Full name: James Warren White MBE
Birth date: 2 May 1962
Born in: Tooting, London, England

Nickname: Jimmy “THE WHIRLWIND” White

James Warren White MBE (born 2 May 1962) is an English professional snooker player who has won three seniors World titles. Nicknamed “The Whirlwind” because of his fluid, attacking style of play, White is the 1980 World Amateur Champion, 2009 Six-red World champion, 3 time World Seniors Champion (2010, 2019, 2020), 2019 Seniors 6-Red World Champion and 1984 World Doubles champion with Alex Higgins.

White has won two of snooker’s three majors: the UK Championship (in 1992) and the Masters (in 1984) and a total of ten ranking events. He is currently tenth on the all-time list of ranking event winners. He reached six World Championship finals but never won the event; the closest he came was in 1994 when he lost in a final frame decider against Stephen Hendry. He spent 21 seasons ranked in snooker’s elite top 16. In team events, he won the Nations Cup and the World Cup with England. He is one of a select number of players to have made over 300 century breaks in professional competition. White was also the first left-handed player, and the second player overall, to record a maximum break at the World Championship.

With a host of major titles and achievements, including ten ranking tournaments, White’s overall record ranks him well up the list of snooker’s most successful players. The BBC describes him as a “legend”.[3] A left-hander, he reached the World Professional Championship Final on six occasions (1984, 1990–1994) but failed to win the sport’s most prestigious title since his first attempt in 1981. Nonetheless, his consistency waned in the 2000s and a first-round defeat in the 2006 World Championship saw White drop out of the world’s top 32 player rankings. White’s continued slide down the rankings saw him drop to 65th but he recovered slightly to move up to no. 56 for the 2009–10 season. White is one of only seven players to have completed a maximum break at the Crucible Theatre, doing so in the 1992 World Snooker Championship. He has compiled more than 300-century breaks during his career.


White had a cameo role as himself (as the World Billiards Champion) in Stephen Chow’s 1990 kung fu and billiards comedy film, Legend of the Dragon.

On the BBC game show Big Break, White was the first player to clear the table with 3 reds remaining in the final part of the challenge (thus winning the top prize for the contestant he was playing for). He was introduced to the studio audience on each appearance with the song “Jimmy Jimmy” by the Undertones. White was also the first (and only) winner of the ITV show Tenball, featuring a mix between pool and snooker.

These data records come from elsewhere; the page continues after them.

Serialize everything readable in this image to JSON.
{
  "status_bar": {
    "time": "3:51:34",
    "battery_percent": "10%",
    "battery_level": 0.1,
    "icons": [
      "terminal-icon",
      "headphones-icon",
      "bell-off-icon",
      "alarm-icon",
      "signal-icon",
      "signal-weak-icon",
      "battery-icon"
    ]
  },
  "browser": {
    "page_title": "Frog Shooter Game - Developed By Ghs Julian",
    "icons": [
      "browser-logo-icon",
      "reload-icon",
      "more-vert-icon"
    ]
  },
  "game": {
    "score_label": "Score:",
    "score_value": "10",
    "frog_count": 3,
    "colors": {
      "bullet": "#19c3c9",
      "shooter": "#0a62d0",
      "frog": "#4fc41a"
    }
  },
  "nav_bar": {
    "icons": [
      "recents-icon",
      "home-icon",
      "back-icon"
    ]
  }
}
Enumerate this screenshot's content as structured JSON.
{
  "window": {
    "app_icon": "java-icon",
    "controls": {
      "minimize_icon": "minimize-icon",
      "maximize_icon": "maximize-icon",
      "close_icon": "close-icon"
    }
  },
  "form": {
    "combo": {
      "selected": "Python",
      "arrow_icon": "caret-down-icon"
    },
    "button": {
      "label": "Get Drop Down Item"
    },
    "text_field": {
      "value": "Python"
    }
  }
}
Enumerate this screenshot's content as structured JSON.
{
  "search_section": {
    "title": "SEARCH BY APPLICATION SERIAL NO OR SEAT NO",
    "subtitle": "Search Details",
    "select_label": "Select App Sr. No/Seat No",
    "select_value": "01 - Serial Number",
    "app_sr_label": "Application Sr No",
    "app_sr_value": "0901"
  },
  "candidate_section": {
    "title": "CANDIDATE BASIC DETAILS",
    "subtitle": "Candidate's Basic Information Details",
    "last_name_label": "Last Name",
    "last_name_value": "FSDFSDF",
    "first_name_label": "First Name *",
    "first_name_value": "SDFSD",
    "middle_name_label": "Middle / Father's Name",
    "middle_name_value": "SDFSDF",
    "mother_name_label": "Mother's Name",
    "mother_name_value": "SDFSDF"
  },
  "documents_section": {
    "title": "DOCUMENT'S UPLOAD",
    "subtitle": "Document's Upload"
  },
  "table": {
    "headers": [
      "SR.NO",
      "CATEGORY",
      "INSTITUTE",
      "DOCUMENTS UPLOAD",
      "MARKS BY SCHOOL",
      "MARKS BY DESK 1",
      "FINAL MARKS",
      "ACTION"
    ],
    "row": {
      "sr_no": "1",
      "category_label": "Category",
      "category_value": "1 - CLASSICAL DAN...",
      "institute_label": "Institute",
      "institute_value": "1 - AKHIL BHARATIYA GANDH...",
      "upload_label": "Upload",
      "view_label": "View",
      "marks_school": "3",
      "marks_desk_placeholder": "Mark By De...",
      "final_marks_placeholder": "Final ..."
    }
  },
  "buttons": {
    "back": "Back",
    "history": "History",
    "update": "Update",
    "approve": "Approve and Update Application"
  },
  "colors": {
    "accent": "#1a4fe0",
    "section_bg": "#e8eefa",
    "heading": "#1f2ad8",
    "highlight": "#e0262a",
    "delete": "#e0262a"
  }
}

In the film Jack Said (a prequel to Jack Says) White played the part of Vic Lee, a dodgy snooker club owner, in his first major film role for British cinema.

White appeared in the 9th series of I’m a Celebrity…Get Me Out of Here![50] He finished in third place on 4 December 2009,[51] with Gino D’Acampo the eventual winner.[52]

On September 23, 2019, Jimmy White published an apology to Kirk Stevens on White’s official Facebook page stating that in his autobiography “Second Wind” he misremembered a few stories as occurring with Kirk Stevens that in fact did not. These events were widely broadcast in the media and White wanted to make the apology public to prevent them from being repeated. White further stated that he did not intend his words to be interpreted as meaning that Kirk Stevens introduced him to crack cocaine or that Kirk Stevens ever played WPBSA snooker under the influence of drugs.[53]

White has endorsed four computer games: Jimmy White’s ‘Whirlwind’ Snooker, Jimmy White’s 2: Cueball, Jimmy White’s Cueball World and Pool Paradise. These games have been released for numerous machines, from 8 bits up to second-generation consoles and mobile phones. In June 2007, he was contracted to the online billiard website Play89.[44]

White was portrayed by James Bailey in the BBC film The Rack Pack, which focused on the rivalry between Alex Higgins and Steve Davis in the 1980s.

(Source: Wikipedia).